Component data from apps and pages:
________________________________________
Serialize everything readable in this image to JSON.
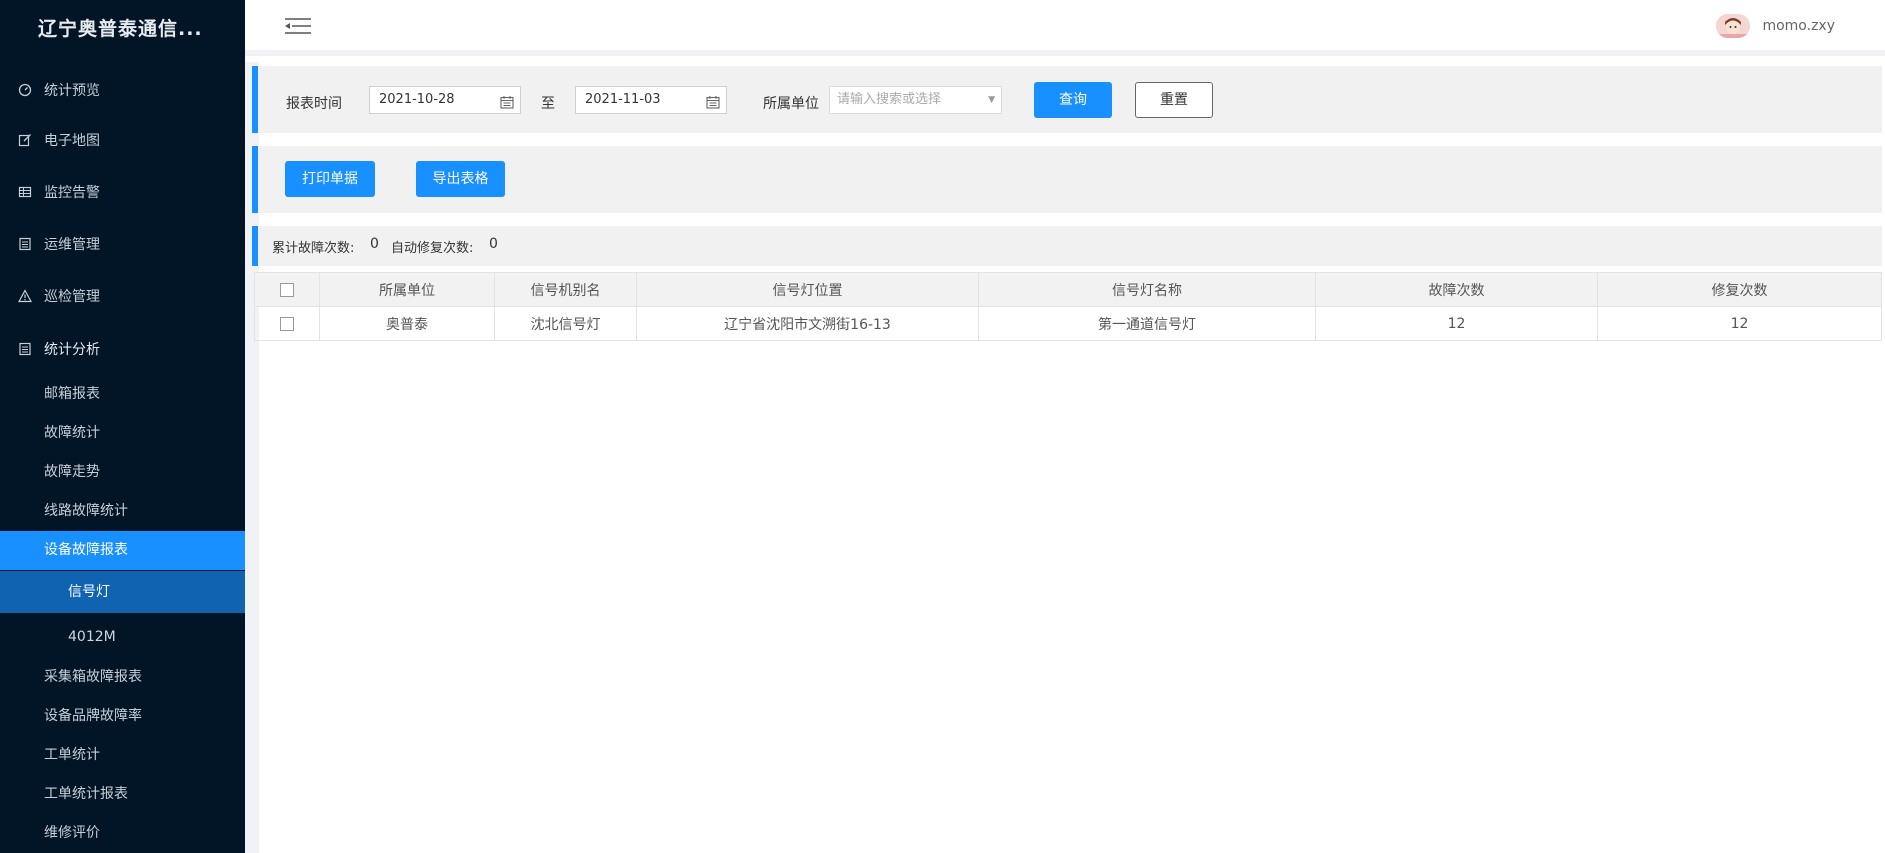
{
  "sidebar": {
    "brand": "辽宁奥普泰通信...",
    "menu": [
      {
        "label": "统计预览",
        "icon": "dashboard-icon"
      },
      {
        "label": "电子地图",
        "icon": "edit-icon"
      },
      {
        "label": "监控告警",
        "icon": "table-icon"
      },
      {
        "label": "运维管理",
        "icon": "list-icon"
      },
      {
        "label": "巡检管理",
        "icon": "warning-icon"
      },
      {
        "label": "统计分析",
        "icon": "list-icon"
      }
    ],
    "submenu": [
      {
        "label": "邮箱报表"
      },
      {
        "label": "故障统计"
      },
      {
        "label": "故障走势"
      },
      {
        "label": "线路故障统计"
      },
      {
        "label": "设备故障报表"
      }
    ],
    "subsubmenu": [
      {
        "label": "信号灯"
      },
      {
        "label": "4012M"
      }
    ],
    "submenu2": [
      {
        "label": "采集箱故障报表"
      },
      {
        "label": "设备品牌故障率"
      },
      {
        "label": "工单统计"
      },
      {
        "label": "工单统计报表"
      },
      {
        "label": "维修评价"
      }
    ]
  },
  "header": {
    "username": "momo.zxy"
  },
  "filter": {
    "time_label": "报表时间",
    "start_date": "2021-10-28",
    "to_label": "至",
    "end_date": "2021-11-03",
    "unit_label": "所属单位",
    "unit_placeholder": "请输入搜索或选择",
    "query_button": "查询",
    "reset_button": "重置"
  },
  "actions": {
    "print_button": "打印单据",
    "export_button": "导出表格"
  },
  "stats": {
    "fault_total_label": "累计故障次数:",
    "fault_total_value": "0",
    "auto_repair_label": "自动修复次数:",
    "auto_repair_value": "0"
  },
  "table": {
    "headers": [
      "所属单位",
      "信号机别名",
      "信号灯位置",
      "信号灯名称",
      "故障次数",
      "修复次数"
    ],
    "rows": [
      [
        "奥普泰",
        "沈北信号灯",
        "辽宁省沈阳市文溯街16-13",
        "第一通道信号灯",
        "12",
        "12"
      ]
    ]
  },
  "colors": {
    "sidebar_bg": "#021526",
    "accent": "#1890ff",
    "active_sub": "#0f63b0"
  }
}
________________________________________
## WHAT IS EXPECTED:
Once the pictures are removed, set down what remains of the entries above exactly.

## ANSWER AREA:
Serialize everything readable in this image to JSON.
{
  "sidebar": {
    "brand": "辽宁奥普泰通信...",
    "menu": [
      {
        "label": "统计预览",
        "icon": "dashboard-icon"
      },
      {
        "label": "电子地图",
        "icon": "edit-icon"
      },
      {
        "label": "监控告警",
        "icon": "table-icon"
      },
      {
        "label": "运维管理",
        "icon": "list-icon"
      },
      {
        "label": "巡检管理",
        "icon": "warning-icon"
      },
      {
        "label": "统计分析",
        "icon": "list-icon"
      }
    ],
    "submenu": [
      {
        "label": "邮箱报表"
      },
      {
        "label": "故障统计"
      },
      {
        "label": "故障走势"
      },
      {
        "label": "线路故障统计"
      },
      {
        "label": "设备故障报表"
      }
    ],
    "subsubmenu": [
      {
        "label": "信号灯"
      },
      {
        "label": "4012M"
      }
    ],
    "submenu2": [
      {
        "label": "采集箱故障报表"
      },
      {
        "label": "设备品牌故障率"
      },
      {
        "label": "工单统计"
      },
      {
        "label": "工单统计报表"
      },
      {
        "label": "维修评价"
      }
    ]
  },
  "header": {
    "username": "momo.zxy"
  },
  "filter": {
    "time_label": "报表时间",
    "start_date": "2021-10-28",
    "to_label": "至",
    "end_date": "2021-11-03",
    "unit_label": "所属单位",
    "unit_placeholder": "请输入搜索或选择",
    "query_button": "查询",
    "reset_button": "重置"
  },
  "actions": {
    "print_button": "打印单据",
    "export_button": "导出表格"
  },
  "stats": {
    "fault_total_label": "累计故障次数:",
    "fault_total_value": "0",
    "auto_repair_label": "自动修复次数:",
    "auto_repair_value": "0"
  },
  "table": {
    "headers": [
      "所属单位",
      "信号机别名",
      "信号灯位置",
      "信号灯名称",
      "故障次数",
      "修复次数"
    ],
    "rows": [
      [
        "奥普泰",
        "沈北信号灯",
        "辽宁省沈阳市文溯街16-13",
        "第一通道信号灯",
        "12",
        "12"
      ]
    ]
  },
  "colors": {
    "sidebar_bg": "#021526",
    "accent": "#1890ff",
    "active_sub": "#0f63b0"
  }
}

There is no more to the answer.